> _App and web page records_:
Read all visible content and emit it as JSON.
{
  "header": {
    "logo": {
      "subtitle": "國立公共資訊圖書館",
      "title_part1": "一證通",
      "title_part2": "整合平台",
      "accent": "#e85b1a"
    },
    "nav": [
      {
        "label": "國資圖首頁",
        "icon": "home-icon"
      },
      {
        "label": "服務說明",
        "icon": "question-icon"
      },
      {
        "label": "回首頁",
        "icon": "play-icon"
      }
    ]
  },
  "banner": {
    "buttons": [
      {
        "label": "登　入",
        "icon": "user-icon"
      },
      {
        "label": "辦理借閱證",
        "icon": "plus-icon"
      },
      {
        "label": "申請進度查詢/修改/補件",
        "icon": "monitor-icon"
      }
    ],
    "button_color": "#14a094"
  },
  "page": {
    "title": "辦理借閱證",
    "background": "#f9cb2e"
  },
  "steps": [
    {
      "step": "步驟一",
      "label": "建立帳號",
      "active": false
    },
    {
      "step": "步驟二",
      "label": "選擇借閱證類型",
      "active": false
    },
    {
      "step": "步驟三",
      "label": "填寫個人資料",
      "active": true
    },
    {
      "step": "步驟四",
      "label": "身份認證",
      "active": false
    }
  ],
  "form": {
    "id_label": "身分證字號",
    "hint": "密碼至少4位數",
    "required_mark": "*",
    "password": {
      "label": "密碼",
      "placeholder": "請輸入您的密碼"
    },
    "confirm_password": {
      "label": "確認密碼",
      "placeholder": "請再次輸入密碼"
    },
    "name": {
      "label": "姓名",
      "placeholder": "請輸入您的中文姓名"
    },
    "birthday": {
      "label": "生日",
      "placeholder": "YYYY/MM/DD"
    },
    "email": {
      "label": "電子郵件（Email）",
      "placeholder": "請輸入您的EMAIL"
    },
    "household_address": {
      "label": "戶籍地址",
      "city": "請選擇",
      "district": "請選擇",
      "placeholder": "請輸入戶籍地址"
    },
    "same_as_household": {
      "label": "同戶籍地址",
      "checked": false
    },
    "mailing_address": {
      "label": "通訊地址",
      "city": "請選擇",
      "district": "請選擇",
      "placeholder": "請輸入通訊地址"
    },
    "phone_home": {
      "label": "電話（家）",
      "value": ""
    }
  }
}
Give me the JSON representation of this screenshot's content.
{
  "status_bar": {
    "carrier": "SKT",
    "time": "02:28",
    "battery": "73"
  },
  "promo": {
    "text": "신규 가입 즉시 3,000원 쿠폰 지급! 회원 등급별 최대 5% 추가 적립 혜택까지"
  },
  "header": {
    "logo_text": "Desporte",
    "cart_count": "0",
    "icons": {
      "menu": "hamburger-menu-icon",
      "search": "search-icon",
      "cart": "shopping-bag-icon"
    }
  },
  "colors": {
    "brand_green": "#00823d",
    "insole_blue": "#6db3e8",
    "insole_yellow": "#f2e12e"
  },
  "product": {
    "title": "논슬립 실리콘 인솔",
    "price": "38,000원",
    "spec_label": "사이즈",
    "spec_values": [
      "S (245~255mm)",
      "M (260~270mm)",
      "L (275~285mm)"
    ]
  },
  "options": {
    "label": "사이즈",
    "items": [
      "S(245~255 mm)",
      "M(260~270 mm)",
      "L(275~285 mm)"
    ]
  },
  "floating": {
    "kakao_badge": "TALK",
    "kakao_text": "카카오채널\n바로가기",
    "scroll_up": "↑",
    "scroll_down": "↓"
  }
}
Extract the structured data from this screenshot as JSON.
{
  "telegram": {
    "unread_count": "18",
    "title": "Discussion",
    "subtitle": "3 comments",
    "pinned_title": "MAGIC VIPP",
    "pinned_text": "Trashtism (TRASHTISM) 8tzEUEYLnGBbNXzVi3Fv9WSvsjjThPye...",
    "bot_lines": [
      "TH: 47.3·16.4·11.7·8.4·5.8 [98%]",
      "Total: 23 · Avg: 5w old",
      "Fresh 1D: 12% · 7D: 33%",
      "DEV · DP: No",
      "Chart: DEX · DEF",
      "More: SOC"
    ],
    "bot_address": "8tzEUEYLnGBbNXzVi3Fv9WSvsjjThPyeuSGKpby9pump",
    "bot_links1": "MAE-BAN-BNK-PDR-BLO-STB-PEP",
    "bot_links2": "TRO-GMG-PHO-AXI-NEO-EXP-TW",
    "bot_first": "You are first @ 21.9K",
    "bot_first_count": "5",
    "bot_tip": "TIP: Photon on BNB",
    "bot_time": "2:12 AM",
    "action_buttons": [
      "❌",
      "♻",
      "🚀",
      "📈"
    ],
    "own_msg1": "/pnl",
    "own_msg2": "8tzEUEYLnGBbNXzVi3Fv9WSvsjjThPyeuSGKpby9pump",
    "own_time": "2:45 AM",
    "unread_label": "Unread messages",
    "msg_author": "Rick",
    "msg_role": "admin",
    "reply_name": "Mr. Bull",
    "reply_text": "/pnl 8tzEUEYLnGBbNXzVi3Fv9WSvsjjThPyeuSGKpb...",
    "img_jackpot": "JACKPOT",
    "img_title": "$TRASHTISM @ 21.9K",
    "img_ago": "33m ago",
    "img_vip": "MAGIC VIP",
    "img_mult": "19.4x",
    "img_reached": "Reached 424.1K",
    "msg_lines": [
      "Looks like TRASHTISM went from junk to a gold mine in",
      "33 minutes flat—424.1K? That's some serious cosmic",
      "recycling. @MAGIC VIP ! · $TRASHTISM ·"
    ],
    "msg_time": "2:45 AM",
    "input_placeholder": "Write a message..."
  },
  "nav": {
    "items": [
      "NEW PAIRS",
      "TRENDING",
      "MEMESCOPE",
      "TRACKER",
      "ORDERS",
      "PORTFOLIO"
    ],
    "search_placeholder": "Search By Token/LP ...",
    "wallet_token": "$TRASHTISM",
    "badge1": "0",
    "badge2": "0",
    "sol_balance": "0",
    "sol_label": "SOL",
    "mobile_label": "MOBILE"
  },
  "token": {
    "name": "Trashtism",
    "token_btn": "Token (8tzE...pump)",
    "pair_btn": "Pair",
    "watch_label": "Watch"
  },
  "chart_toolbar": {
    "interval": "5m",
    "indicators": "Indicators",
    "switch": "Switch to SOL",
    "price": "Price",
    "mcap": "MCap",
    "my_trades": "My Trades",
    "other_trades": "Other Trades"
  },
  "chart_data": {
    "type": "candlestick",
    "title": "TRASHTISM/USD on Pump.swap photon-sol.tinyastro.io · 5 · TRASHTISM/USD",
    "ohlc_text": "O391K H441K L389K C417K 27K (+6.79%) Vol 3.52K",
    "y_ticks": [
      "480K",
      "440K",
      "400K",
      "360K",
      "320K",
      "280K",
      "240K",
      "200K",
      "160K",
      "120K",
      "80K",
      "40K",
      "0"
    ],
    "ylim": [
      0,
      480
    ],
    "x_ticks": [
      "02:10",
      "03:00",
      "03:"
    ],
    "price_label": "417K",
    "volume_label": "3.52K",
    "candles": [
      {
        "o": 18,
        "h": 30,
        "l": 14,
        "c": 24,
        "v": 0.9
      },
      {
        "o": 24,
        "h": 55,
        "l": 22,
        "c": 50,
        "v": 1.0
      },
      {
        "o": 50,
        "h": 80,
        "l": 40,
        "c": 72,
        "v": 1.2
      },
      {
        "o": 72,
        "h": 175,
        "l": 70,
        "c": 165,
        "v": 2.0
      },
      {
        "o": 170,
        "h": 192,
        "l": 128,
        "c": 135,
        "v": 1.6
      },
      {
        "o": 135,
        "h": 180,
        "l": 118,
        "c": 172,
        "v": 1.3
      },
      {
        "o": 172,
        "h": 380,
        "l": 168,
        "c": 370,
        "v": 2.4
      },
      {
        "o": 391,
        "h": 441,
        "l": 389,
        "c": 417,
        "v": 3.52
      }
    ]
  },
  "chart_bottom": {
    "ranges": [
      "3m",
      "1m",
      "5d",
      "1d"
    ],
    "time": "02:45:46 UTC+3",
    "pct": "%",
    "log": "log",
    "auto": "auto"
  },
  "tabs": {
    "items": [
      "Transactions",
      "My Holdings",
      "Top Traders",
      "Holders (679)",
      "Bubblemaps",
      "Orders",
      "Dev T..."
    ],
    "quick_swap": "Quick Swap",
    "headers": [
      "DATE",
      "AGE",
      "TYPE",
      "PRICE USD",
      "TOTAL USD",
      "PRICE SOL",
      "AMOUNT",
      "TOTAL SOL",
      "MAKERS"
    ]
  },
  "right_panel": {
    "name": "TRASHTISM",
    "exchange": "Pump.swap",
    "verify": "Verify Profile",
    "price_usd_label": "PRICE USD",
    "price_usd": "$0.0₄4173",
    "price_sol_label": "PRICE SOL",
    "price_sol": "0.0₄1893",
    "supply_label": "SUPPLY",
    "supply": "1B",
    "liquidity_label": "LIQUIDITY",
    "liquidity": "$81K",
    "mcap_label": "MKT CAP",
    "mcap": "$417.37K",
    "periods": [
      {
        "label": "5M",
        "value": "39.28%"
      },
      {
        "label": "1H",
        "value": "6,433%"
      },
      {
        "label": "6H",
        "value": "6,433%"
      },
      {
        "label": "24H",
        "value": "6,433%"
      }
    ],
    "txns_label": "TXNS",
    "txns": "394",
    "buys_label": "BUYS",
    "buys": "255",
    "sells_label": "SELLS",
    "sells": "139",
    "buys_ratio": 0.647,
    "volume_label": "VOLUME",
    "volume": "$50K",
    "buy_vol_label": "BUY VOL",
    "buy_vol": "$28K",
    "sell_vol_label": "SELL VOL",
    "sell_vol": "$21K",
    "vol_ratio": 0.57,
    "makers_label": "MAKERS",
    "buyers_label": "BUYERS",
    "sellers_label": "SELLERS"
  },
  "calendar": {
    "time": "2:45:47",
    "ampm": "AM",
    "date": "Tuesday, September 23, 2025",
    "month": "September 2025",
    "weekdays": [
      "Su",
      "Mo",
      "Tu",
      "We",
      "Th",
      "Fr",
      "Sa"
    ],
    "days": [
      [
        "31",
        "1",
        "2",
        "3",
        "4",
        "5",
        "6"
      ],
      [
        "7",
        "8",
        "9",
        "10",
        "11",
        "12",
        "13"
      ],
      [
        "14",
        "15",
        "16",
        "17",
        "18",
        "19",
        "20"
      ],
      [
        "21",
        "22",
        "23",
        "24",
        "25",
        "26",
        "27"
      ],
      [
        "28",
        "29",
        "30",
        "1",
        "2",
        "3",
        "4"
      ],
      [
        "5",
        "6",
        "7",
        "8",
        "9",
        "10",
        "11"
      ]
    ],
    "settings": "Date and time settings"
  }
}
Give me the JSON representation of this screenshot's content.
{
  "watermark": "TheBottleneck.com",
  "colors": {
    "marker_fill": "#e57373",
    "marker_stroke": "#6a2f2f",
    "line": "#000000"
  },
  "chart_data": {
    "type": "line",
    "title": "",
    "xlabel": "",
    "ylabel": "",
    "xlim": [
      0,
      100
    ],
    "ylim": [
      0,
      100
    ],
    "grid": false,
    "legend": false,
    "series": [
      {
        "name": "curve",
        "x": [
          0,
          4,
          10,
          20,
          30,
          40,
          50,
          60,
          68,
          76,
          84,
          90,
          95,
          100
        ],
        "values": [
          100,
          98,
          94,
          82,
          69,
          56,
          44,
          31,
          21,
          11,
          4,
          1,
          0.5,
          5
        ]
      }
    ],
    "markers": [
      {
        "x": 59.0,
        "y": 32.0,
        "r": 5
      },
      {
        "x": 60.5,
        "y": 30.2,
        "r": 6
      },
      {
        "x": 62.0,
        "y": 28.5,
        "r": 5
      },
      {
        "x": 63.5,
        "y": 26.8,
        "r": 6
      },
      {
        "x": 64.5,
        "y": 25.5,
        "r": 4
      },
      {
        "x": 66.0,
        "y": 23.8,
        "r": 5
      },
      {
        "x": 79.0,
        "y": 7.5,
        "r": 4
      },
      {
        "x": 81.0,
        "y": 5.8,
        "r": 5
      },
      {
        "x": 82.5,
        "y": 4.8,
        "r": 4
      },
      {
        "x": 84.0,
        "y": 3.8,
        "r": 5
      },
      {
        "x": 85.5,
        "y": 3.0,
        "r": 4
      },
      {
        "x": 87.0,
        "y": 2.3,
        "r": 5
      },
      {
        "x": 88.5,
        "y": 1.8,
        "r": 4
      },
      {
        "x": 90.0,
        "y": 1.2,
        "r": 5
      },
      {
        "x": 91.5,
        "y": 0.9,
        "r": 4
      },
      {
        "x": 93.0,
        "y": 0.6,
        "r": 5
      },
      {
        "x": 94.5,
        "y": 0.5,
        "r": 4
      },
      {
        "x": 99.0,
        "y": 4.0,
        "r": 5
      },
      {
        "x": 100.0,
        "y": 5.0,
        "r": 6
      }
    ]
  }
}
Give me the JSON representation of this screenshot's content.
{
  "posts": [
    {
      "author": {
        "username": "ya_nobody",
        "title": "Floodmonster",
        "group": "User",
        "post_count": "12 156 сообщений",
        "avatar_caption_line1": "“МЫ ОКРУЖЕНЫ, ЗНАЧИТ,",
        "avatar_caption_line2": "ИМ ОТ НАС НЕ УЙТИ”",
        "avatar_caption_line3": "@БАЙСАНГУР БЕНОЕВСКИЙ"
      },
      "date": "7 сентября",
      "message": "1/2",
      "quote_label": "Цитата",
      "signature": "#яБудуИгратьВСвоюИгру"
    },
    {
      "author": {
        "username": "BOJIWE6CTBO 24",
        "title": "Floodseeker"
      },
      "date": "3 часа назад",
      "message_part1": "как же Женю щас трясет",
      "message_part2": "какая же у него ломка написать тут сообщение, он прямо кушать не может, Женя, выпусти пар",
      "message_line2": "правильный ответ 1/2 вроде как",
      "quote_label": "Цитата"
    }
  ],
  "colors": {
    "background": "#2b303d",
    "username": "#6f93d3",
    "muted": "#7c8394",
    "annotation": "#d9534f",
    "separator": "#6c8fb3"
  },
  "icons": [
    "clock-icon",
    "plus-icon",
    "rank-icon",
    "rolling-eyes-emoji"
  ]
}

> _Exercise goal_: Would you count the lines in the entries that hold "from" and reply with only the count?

> _Response area_: 2